Upgrading from 1.x to 2.x

This document is intended for JMCF users who are migrating from version 1.7 to version 2.x. JMCF has moved from BeanShell Scripting to Groovy, and also has a vast number of advanced features and new custom fields to offer. Though the migration is pretty straightforward there are certain things that you need to be aware of.

On this page:

Configuration storage changes

In JMCF 1.7, calculated custom field configuration was stored as HTML comments inside the field's Description, which can be seen on the custom field's Edit screen.

Starting with JMCF 2.0.0, calculated custom field configuration is now stored in its own database tables inside the Jira database (using Atlassian Active Objects), and edited on the custom field's Configure screen. This means that the HTML comments inside the field's Description are now ignored.

Automatic migration when upgrading to 2.x

When you upgrade to JMCF 2.x for the first time, an automatic upgrade task is run to convert:

  • Transition names or IDs provided under @Transition Id or @TransitionName HTML comments to the Transition(s) to look for custom field configuration option
  • Transition execution details provided under an @Execution HTML comment to the Transition Execution custom field configuration option
  • Formats provided under an @@Format HTML comment to the Date Format custom field configuration option
  • Formats provided under an @@ColFormat HTML comment to the Date Column Format custom field configuration option
  • Field names provided under an @@Field HTML comment to the Field to look for custom field configuration option

All corresponding HTML comments are modified to include the following warning:  WARNING: ignored in JMCF 2.x. Edit the field's Configuration instead. Once you are certain you will not be downgrading to JMCF 1.7 (see Reverting to JMCF 1.7 below), you can safely remove the HTML comments from the custom field Description.

Note that BeanShell formulas in @@Format HTML comments of the Calculated Number custom field type and @@Formula HTML comments of any applicable calculated custom field type are not converted automatically. See the next section for details.

Migrating from BeanShell to Groovy

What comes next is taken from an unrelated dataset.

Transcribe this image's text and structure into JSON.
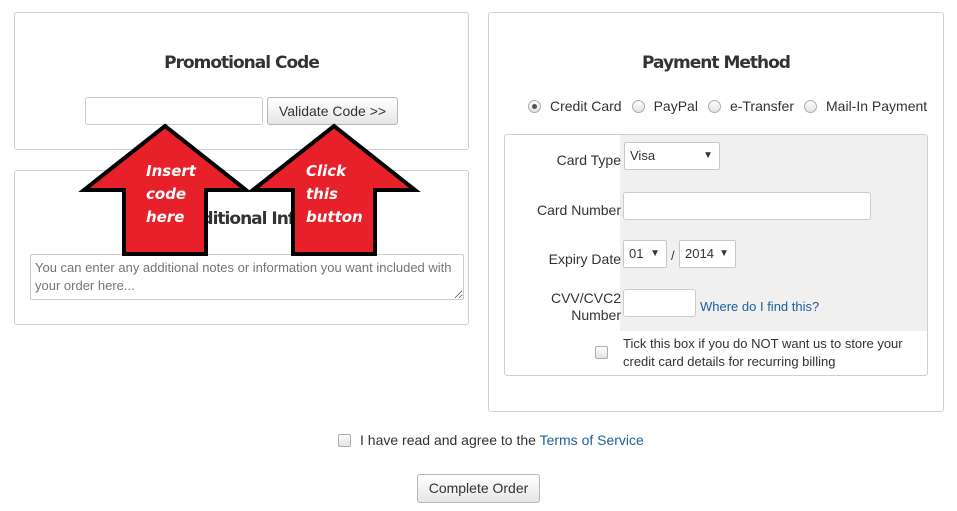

BeanShell scripts inside the field's Description will continue to be used, and will be evaluated using the BeanShell scripting engine, until you edit and save them on the custom field's Configure screen. Once they are saved on that screen, they will replace the corresponding script from the field's Description, and will from now on be evaluated using the Groovy scripting engine.

To convert a BeanShell script to Groovy:

  1. Locate the custom field on the Custom Fields administration page.
  2. Click on the cog wheel and click on Configure
  3. Click on Edit Groovy Formula or Edit Format Expression.
  4. The Formula under the @@Formula HTML comments will be copied to the Groovy formula custom field configuration option.
  5. Click on Save.

When you save the Groovy formula or Format Expression:

  1. The script will be converted to the Groovy language and will be stored, upon saving, outside of the field's Description. 
  2. The HTML comment containing BeanShell script in the field's Description will be modified to include the following warning:  WARNING: ignored in JMCF 2.x. Edit the field's Configuration instead.

While Groovy is generally compatible with the BeanShell language, some scripts might need to be adjusted. Here are the main syntax differences that you will need to take into account, although it is very unlikely that you will encounter them in your scripts. 

We strongly encourage you to test your script before saving, using the "Test groovy script" button at the top of the editor.

DescriptionExampleReplace with
You can define a method implicitly in BeanShell. But the Groovy interpreter considers it as a Closure.

For example:

add( int a, int b ) {
return a + b;
foo = add(1, 2);
return foo; // 3

returns a compilation error

You need to define the method explicitly as:

def add( int a, int b ) {
return a + b;
foo = add(1, 2);
return foo; 

returns 3

Unsupported commands -  unset(), invoke()

int a;
a == void; // true
unset("a"); // note the quotes
a == void;

returns a MissingMethodException

def invoke( String methodName, Object [] arguments ) { 
	"You invoked the method: "+ methodName; 
} //invoke() will be called to handle noSuchMethod() 

returns a MissingMethodException

No equivalent exists in Groovy.

Reverting to JMCF 1.7

We have conducted extensive tests to make sure that existing JMCF 1.7 configurations will continue to work after upgrading to JMCF 2. However, due to the large variety of use cases, you might still encounter an issue after upgrading to JMCF 2. If that happens, you can revert to JMCF 1.7 using the following steps:

  1. Log in to Jira as an administrator.

  2. Click on the Administration icon Navigate to Add-ons > Manage Add-ons.

  3. Under User-Installed Add-ons, search for Jira Misc Custom Fields and click on it. 
  4. Click on Uninstall.
  5. Download version 1.7.2 of JMCF from this link
  6. Click on  and upload the jar file.

Note that JMCF 1.7.2 will revert to the Description-based configuration and thus ignore any change you might have made on custom field Configure screens.

Naturally, we would love to hear about any issue you encounter after the upgrade. Please reach out to our Support team so we can help you take advantage of all the new features JMCF 2 has to offer!